Confession time: I haven’t read any poetry since completing my A Levels, 15 years’ ago. In all honesty, it’s not a genre I ever consider reading and I don’t really know why. Polly Clark’s, debut novel, Larchfield, may be about to change all that.
Cleverly weaving the lives of modern-day poet, Dora, with W.H Auden, one of the 20th century’s most established poets, Clark has created gorgeous prose wrapped in a halo of poetic rhythm. Dora’s life is about to change beyond recognition following a move to remote Scottish town, Helensburgh. Newly married and pregnant with her first child, change is inevitable, but what Dora hopes will be a move to inspire, turns out to be a life from which she craves escapism. And escape she does.

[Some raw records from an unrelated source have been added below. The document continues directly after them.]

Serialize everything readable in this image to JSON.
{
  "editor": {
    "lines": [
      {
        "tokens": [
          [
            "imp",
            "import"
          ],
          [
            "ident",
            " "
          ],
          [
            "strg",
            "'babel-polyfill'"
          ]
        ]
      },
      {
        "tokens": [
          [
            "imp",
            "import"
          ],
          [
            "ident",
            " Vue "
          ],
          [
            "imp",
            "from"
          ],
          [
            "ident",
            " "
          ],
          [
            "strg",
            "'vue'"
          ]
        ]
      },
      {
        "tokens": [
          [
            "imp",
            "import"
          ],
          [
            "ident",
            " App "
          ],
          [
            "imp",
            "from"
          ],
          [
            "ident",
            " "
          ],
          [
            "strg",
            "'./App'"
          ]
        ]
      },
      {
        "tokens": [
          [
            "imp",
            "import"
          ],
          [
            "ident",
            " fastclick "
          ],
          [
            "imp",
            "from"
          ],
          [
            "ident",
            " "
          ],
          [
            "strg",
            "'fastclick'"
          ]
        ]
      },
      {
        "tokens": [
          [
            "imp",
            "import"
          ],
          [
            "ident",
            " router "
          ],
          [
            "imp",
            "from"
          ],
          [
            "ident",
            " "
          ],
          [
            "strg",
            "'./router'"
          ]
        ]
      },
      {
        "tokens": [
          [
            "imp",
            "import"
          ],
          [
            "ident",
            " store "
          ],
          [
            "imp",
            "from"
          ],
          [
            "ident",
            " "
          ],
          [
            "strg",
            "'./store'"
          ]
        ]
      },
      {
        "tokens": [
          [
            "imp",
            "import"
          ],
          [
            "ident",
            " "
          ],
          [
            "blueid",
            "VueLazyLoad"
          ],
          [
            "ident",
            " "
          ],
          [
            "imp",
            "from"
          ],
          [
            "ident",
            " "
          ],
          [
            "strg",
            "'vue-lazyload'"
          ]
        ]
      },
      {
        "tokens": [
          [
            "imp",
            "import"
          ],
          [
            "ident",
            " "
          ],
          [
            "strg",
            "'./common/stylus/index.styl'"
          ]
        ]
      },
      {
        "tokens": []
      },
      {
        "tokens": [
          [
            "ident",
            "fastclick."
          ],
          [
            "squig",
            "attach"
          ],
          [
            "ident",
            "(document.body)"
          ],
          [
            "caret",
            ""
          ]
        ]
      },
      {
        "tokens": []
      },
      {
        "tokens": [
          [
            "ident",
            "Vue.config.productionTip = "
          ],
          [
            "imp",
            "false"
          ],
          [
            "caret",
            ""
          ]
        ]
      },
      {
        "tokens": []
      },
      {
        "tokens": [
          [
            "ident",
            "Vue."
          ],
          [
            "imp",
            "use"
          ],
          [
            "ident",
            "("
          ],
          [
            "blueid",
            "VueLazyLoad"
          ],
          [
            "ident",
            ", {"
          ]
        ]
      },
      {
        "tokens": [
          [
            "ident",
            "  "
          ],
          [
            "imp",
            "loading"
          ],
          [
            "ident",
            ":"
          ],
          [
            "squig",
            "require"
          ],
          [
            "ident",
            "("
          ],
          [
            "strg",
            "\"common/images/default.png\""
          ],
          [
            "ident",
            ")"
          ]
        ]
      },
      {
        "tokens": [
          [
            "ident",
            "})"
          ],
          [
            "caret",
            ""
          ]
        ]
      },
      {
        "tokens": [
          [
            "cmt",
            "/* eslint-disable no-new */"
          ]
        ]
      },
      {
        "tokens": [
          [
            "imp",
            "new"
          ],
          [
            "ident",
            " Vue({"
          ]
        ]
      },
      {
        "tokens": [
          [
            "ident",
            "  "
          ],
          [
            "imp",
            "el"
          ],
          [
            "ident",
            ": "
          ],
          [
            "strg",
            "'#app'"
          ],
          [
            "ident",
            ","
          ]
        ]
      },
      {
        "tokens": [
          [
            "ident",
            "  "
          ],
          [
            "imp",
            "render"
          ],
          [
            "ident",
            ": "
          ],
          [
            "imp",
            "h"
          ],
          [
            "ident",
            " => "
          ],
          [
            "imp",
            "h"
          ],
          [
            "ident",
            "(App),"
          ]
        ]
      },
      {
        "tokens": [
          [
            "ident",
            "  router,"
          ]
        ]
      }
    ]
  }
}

We first meet Auden as semi-established poet. The year is 1930 and much like Dora, he makes the move to Helensburgh in the hope it will spur on his creativity. Larchfield, the independent boys’ school Auden finds himself ‘teaching’ at, is everything you’d hope a boys’ school would not be. Littered with bullies (staff and pupils alike), lacking funds, enthusiasm and any sense of welfare, it’s no place for the likes of Auden and anyone who dares sway from the text-book masculine image young boys are expected to emulate. A joke to both colleagues and pupils, Auden is no walkover, and leaves more an impression on these young boys than he dares to realise. His kindness towards Jamie, a lonely, sickly boy, is so selflessly genuine that Auden’s character traits, so publically mocked, are what serve him so well in this case.
Leading two completely different lives, Dora and Auden, share such fragile symmetry that collides perfectly through Clark’s imagining of their stories, past and present. And their first ‘encounter’ is the stuff of childhood fantasy. Who could resist a message in a bottle?
As Dora battles to find her place in this new world, her hellish Christian neighbours’, Mo and Terrence, torment and plague her every move; much of which goes unnoticed, adding more fuel to the fire between Dora and husband, Kit. As a mum, my heart ached for Dora’s desperate and often cruel situation. So-called ‘support’ pumped full of hatred and pre-conceived notions about Dora’s choices as a mum, made me wince, especially knowing Clark drew on personal experience as a catalyst for this book – I sincerely hope both Clark and Dora put to bed any such criticism. My heart goes out to any mum facing any such ridicule.
Decades apart, Auden, is battling his own life choices. As a homosexual in the 1930’s, he is far from socially acceptable, despite his knack for conversation and thoroughly fascinating take on life. Trying desperately to seek his own escapism, he finds a friend in Larchfield’s, Daphne, the headmaster’s dying wife. A lady in need of uplifting, she takes an instant shine to Auden’s rather eccentric approach. Their regular meetings make for some beautiful and rather amusing scenes.
Clark has pulled off a debut novel that has not only struck a chord with me, but has fired up a desire to delve into the often-misunderstood world of poetry. In some ways, poems are the ultimate short story, crammed full of emotion, passion, shock, heartache. Perhaps poetry could provide that daily dose of escapism or realism, we all sometimes need?
This copy of Larchfield was provided for review purposes by Elizabeth Masters, at Quercus Books.